The simple white building on the corner of 85 Street and 115 Avenue was once a neighbourhood hub. Veteran Appliance Service was well-known as owner Wayne Coffin’s fix-it business.

Over a year ago, a fall curtailed Coffin’s ability to run his unique enterprise. Although he is now healing, he sold his property. 

A new owner began looking to repurpose the Parkdale property. He applied to the City of Edmonton for a license to open a liquor store. The City denied the permit application because the site is 20 m from Edgar Millen Park, a public green space. Liquor stores must be 100 m from public lands. The new owner is appealing the decision.

Neighbours are speaking up. Their actions are a textbook for anyone asking, “What are my options if I want to be heard about proposed changes in my area?”

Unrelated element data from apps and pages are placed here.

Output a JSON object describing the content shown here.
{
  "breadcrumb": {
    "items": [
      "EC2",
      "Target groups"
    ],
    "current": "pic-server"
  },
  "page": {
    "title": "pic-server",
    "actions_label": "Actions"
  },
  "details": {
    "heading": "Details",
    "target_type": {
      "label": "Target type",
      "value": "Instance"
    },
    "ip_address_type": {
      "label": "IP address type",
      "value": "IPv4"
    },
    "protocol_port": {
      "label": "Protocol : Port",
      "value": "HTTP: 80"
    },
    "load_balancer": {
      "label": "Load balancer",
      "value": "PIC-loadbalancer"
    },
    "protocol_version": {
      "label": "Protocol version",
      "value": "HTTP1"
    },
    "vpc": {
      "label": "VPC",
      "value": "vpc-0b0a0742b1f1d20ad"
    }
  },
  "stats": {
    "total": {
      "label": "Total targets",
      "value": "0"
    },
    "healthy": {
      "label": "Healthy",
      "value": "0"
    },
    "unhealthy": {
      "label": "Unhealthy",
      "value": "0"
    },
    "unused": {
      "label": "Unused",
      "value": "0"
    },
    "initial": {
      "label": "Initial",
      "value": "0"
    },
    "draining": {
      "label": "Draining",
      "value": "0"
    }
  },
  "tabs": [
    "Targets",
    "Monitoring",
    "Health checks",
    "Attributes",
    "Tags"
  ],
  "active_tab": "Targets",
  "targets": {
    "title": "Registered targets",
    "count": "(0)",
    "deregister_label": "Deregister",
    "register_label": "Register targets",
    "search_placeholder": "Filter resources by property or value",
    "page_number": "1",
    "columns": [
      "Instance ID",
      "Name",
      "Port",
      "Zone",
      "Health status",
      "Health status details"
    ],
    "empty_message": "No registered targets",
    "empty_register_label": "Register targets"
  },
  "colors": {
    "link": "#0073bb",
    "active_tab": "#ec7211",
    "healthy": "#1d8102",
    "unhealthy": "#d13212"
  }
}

This month, nearby property owners received a notice in the mail from SDAB (Subdivision and Development Appeal Board of Edmonton) that the application to change zoning and open a liquor store had been denied.

Jennifer Stewart, a community advocate, received a letter. She wants residents to know that they can make their opinions known about proposed changes in their neighbourhoods. Options include writing letters and emails, signing petitions, attending appeals, contacting City councillors, and participating in community league Facebook pages.  

Stewart says she values positive relationships within the community. “It’s important to me and to my family. There are many children who walk and play outside.”

Parkdale and adjacent communities have worked hard over the past decade to revitalize and renew the area which includes Cromdale, Alberta Avenue, Delton, Eastwood, and others.

The SDAB invited community members to submit a written response to the appeal.  Letters like this are submitted by email to [email protected]

They also invited residents to attend a virtual appeal hearing a few weeks away, on Feb. 1. Residents can access the hearing by accessing https://meet.google.com/. Click on “enter a code or nickname”, then enter svd-hpmg-ydf. Or, join by telephone by dialing 587-786-4053 and enter PIN 885 569 814. Join the video conference 20 minutes before the scheduled time in case of connectivity problems.

The SDAB is an independent tribunal made up of Edmontonians to hear appeals.

Elvis Pineda and Jeremiah Valleau live across the street from the former Veteran Appliance site. They walked the neighbourhood, collecting signatures opposing the liquor licence.

“Most were surprised because they didn’t receive a letter from the City,” says Pineda. It appeared that only those less than a block away received the SDAB letter.

Valleau points out that Parkdale and other nearby communities recognize the presence of vulnerable people, both housed and insecurely housed. “Many struggle with addictions. A liquor store would be detrimental to their recovery process. We don’t oppose local business at this site, just not a liquor store,” he says.

Another local resident, Kiley Fithen, created an online petition opposing the proposed development. It was circulated online by way of the Parkdale-Cromdale Community League Facebook page.

Residents also wrote letters to Ward Métis Coun. Ashley Salvador.

Kristina Palmer is president of Parkdale-Cromdale Community League, located just a few blocks away from the site.

The role of a community league can’t be underestimated, Palmer says. “As a community league, we have a mandate to act as a conduit between residents and members, the City of Edmonton, developers, businesses, and neighbouring communities. We enable community members to express opinions and direct the future. Effective and honest engagement is essential to garnering support. It allows people to advocate for the wants and needs of themselves and their neighbours.”

Having a voice is crucial, adds Palmer. “People want to feel their opinions are valued and respected. Community is a powerful thing. Every community deserves to have its voice heard and its opinions valued. We want to create resilient, attractive, well-thought-out communities where people want to live. Advice and feedback from current residents are essential pieces of this very complex puzzle.”

The presence of the much-loved Edgar Millen Park across from the proposed liquor store can’t be underestimated. In 1932 in the Northwest Territories, the so-called “Mad Trapper of Rat River” shot 31-year-old Const. Edgar Millen. 

“The park is a lovely oasis in our community,” says Valleau. “It has a bench and nice foliage. The plaque honoring the constable brings history to life.”

For more information about this property, email [email protected]. Within 15 days after the hearing, the SDAB will post the final decision on its website